◆ **WORK TO BE COMPLETED**
The response must consist of the records below, copied exactly.
%%
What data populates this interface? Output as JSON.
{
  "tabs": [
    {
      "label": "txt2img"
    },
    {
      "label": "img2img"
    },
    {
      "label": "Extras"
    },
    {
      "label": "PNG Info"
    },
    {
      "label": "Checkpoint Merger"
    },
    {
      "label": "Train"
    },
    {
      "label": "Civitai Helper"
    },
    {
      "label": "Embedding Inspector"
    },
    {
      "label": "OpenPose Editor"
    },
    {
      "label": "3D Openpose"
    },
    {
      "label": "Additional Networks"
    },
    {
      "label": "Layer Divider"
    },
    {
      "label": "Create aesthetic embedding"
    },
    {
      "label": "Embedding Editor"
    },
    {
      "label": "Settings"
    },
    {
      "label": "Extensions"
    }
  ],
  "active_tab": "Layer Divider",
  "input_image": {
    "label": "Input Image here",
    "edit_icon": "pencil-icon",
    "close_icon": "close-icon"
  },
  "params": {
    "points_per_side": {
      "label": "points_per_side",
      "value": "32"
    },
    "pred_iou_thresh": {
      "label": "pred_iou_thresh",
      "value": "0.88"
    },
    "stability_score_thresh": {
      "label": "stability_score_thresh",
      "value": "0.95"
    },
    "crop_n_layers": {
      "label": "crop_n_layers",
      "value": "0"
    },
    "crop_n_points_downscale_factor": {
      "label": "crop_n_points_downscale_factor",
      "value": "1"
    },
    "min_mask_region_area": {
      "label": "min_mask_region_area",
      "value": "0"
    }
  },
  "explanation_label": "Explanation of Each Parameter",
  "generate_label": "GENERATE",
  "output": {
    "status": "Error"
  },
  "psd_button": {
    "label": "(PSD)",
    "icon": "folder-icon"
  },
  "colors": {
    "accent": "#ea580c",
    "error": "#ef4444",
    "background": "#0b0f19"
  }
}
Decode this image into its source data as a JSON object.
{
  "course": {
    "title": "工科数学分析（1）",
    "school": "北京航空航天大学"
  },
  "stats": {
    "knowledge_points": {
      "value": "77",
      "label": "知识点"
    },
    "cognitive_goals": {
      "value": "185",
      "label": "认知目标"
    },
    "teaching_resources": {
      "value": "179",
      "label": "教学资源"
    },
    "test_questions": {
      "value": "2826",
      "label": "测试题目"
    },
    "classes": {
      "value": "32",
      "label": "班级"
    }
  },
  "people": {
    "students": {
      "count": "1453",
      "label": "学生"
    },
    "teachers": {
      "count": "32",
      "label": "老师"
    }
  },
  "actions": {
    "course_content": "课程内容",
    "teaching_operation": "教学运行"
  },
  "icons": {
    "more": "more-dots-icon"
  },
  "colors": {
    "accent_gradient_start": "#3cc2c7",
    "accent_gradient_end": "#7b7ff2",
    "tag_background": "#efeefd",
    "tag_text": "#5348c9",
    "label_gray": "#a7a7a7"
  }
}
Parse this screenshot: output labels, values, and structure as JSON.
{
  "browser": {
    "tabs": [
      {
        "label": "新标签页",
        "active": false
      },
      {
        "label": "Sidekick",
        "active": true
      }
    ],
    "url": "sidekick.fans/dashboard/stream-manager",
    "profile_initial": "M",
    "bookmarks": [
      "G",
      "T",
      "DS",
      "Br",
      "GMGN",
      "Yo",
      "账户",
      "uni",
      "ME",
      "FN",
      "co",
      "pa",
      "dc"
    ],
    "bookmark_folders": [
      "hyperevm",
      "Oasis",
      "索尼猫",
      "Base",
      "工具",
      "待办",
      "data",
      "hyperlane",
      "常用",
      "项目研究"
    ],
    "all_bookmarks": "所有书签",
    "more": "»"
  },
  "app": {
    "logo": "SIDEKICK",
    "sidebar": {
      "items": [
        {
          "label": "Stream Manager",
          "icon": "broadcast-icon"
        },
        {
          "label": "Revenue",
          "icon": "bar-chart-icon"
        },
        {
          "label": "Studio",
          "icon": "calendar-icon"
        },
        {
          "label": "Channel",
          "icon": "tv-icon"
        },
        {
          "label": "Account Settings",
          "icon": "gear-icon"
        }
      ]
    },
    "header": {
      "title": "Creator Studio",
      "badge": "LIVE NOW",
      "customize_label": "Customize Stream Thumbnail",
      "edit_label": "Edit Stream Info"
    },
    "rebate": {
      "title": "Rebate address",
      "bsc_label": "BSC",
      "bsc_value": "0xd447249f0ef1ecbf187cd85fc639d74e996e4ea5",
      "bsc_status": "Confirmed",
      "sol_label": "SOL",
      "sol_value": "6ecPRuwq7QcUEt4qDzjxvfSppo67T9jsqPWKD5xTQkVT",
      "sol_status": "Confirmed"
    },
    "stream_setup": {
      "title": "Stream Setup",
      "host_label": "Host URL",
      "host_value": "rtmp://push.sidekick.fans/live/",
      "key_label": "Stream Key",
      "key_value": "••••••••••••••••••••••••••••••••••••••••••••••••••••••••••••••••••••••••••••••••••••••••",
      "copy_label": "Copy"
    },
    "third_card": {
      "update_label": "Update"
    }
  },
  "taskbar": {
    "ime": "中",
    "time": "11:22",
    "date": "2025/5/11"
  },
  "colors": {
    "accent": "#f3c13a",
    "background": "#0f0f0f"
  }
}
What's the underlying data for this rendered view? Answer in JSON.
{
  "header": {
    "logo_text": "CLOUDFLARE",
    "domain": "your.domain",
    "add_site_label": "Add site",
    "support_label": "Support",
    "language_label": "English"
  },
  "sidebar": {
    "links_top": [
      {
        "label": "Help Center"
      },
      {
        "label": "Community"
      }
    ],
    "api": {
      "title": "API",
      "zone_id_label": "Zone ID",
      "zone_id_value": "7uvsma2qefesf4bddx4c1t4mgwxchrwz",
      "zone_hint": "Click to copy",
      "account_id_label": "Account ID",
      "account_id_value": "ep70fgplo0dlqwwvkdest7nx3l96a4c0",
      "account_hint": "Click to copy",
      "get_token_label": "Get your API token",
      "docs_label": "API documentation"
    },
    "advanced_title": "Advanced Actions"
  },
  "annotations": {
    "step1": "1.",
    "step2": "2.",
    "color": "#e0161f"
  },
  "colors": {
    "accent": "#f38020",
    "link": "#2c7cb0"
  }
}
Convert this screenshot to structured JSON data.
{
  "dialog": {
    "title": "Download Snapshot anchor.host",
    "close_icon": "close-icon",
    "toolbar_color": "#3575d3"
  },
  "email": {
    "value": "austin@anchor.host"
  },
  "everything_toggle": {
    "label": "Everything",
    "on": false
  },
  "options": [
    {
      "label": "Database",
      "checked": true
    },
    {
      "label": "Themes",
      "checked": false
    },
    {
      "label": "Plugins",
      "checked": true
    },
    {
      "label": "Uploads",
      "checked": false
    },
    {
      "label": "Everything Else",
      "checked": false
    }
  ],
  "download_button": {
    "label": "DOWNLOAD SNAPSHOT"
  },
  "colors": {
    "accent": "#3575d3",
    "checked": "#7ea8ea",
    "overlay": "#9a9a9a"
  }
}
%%
◆ **ANSWER BOX**
What data populates this interface? Output as JSON.
{
  "tabs": [
    {
      "label": "txt2img"
    },
    {
      "label": "img2img"
    },
    {
      "label": "Extras"
    },
    {
      "label": "PNG Info"
    },
    {
      "label": "Checkpoint Merger"
    },
    {
      "label": "Train"
    },
    {
      "label": "Civitai Helper"
    },
    {
      "label": "Embedding Inspector"
    },
    {
      "label": "OpenPose Editor"
    },
    {
      "label": "3D Openpose"
    },
    {
      "label": "Additional Networks"
    },
    {
      "label": "Layer Divider"
    },
    {
      "label": "Create aesthetic embedding"
    },
    {
      "label": "Embedding Editor"
    },
    {
      "label": "Settings"
    },
    {
      "label": "Extensions"
    }
  ],
  "active_tab": "Layer Divider",
  "input_image": {
    "label": "Input Image here",
    "edit_icon": "pencil-icon",
    "close_icon": "close-icon"
  },
  "params": {
    "points_per_side": {
      "label": "points_per_side",
      "value": "32"
    },
    "pred_iou_thresh": {
      "label": "pred_iou_thresh",
      "value": "0.88"
    },
    "stability_score_thresh": {
      "label": "stability_score_thresh",
      "value": "0.95"
    },
    "crop_n_layers": {
      "label": "crop_n_layers",
      "value": "0"
    },
    "crop_n_points_downscale_factor": {
      "label": "crop_n_points_downscale_factor",
      "value": "1"
    },
    "min_mask_region_area": {
      "label": "min_mask_region_area",
      "value": "0"
    }
  },
  "explanation_label": "Explanation of Each Parameter",
  "generate_label": "GENERATE",
  "output": {
    "status": "Error"
  },
  "psd_button": {
    "label": "(PSD)",
    "icon": "folder-icon"
  },
  "colors": {
    "accent": "#ea580c",
    "error": "#ef4444",
    "background": "#0b0f19"
  }
}
Decode this image into its source data as a JSON object.
{
  "course": {
    "title": "工科数学分析（1）",
    "school": "北京航空航天大学"
  },
  "stats": {
    "knowledge_points": {
      "value": "77",
      "label": "知识点"
    },
    "cognitive_goals": {
      "value": "185",
      "label": "认知目标"
    },
    "teaching_resources": {
      "value": "179",
      "label": "教学资源"
    },
    "test_questions": {
      "value": "2826",
      "label": "测试题目"
    },
    "classes": {
      "value": "32",
      "label": "班级"
    }
  },
  "people": {
    "students": {
      "count": "1453",
      "label": "学生"
    },
    "teachers": {
      "count": "32",
      "label": "老师"
    }
  },
  "actions": {
    "course_content": "课程内容",
    "teaching_operation": "教学运行"
  },
  "icons": {
    "more": "more-dots-icon"
  },
  "colors": {
    "accent_gradient_start": "#3cc2c7",
    "accent_gradient_end": "#7b7ff2",
    "tag_background": "#efeefd",
    "tag_text": "#5348c9",
    "label_gray": "#a7a7a7"
  }
}
Parse this screenshot: output labels, values, and structure as JSON.
{
  "browser": {
    "tabs": [
      {
        "label": "新标签页",
        "active": false
      },
      {
        "label": "Sidekick",
        "active": true
      }
    ],
    "url": "sidekick.fans/dashboard/stream-manager",
    "profile_initial": "M",
    "bookmarks": [
      "G",
      "T",
      "DS",
      "Br",
      "GMGN",
      "Yo",
      "账户",
      "uni",
      "ME",
      "FN",
      "co",
      "pa",
      "dc"
    ],
    "bookmark_folders": [
      "hyperevm",
      "Oasis",
      "索尼猫",
      "Base",
      "工具",
      "待办",
      "data",
      "hyperlane",
      "常用",
      "项目研究"
    ],
    "all_bookmarks": "所有书签",
    "more": "»"
  },
  "app": {
    "logo": "SIDEKICK",
    "sidebar": {
      "items": [
        {
          "label": "Stream Manager",
          "icon": "broadcast-icon"
        },
        {
          "label": "Revenue",
          "icon": "bar-chart-icon"
        },
        {
          "label": "Studio",
          "icon": "calendar-icon"
        },
        {
          "label": "Channel",
          "icon": "tv-icon"
        },
        {
          "label": "Account Settings",
          "icon": "gear-icon"
        }
      ]
    },
    "header": {
      "title": "Creator Studio",
      "badge": "LIVE NOW",
      "customize_label": "Customize Stream Thumbnail",
      "edit_label": "Edit Stream Info"
    },
    "rebate": {
      "title": "Rebate address",
      "bsc_label": "BSC",
      "bsc_value": "0xd447249f0ef1ecbf187cd85fc639d74e996e4ea5",
      "bsc_status": "Confirmed",
      "sol_label": "SOL",
      "sol_value": "6ecPRuwq7QcUEt4qDzjxvfSppo67T9jsqPWKD5xTQkVT",
      "sol_status": "Confirmed"
    },
    "stream_setup": {
      "title": "Stream Setup",
      "host_label": "Host URL",
      "host_value": "rtmp://push.sidekick.fans/live/",
      "key_label": "Stream Key",
      "key_value": "••••••••••••••••••••••••••••••••••••••••••••••••••••••••••••••••••••••••••••••••••••••••",
      "copy_label": "Copy"
    },
    "third_card": {
      "update_label": "Update"
    }
  },
  "taskbar": {
    "ime": "中",
    "time": "11:22",
    "date": "2025/5/11"
  },
  "colors": {
    "accent": "#f3c13a",
    "background": "#0f0f0f"
  }
}
What's the underlying data for this rendered view? Answer in JSON.
{
  "header": {
    "logo_text": "CLOUDFLARE",
    "domain": "your.domain",
    "add_site_label": "Add site",
    "support_label": "Support",
    "language_label": "English"
  },
  "sidebar": {
    "links_top": [
      {
        "label": "Help Center"
      },
      {
        "label": "Community"
      }
    ],
    "api": {
      "title": "API",
      "zone_id_label": "Zone ID",
      "zone_id_value": "7uvsma2qefesf4bddx4c1t4mgwxchrwz",
      "zone_hint": "Click to copy",
      "account_id_label": "Account ID",
      "account_id_value": "ep70fgplo0dlqwwvkdest7nx3l96a4c0",
      "account_hint": "Click to copy",
      "get_token_label": "Get your API token",
      "docs_label": "API documentation"
    },
    "advanced_title": "Advanced Actions"
  },
  "annotations": {
    "step1": "1.",
    "step2": "2.",
    "color": "#e0161f"
  },
  "colors": {
    "accent": "#f38020",
    "link": "#2c7cb0"
  }
}
Convert this screenshot to structured JSON data.
{
  "dialog": {
    "title": "Download Snapshot anchor.host",
    "close_icon": "close-icon",
    "toolbar_color": "#3575d3"
  },
  "email": {
    "value": "austin@anchor.host"
  },
  "everything_toggle": {
    "label": "Everything",
    "on": false
  },
  "options": [
    {
      "label": "Database",
      "checked": true
    },
    {
      "label": "Themes",
      "checked": false
    },
    {
      "label": "Plugins",
      "checked": true
    },
    {
      "label": "Uploads",
      "checked": false
    },
    {
      "label": "Everything Else",
      "checked": false
    }
  ],
  "download_button": {
    "label": "DOWNLOAD SNAPSHOT"
  },
  "colors": {
    "accent": "#3575d3",
    "checked": "#7ea8ea",
    "overlay": "#9a9a9a"
  }
}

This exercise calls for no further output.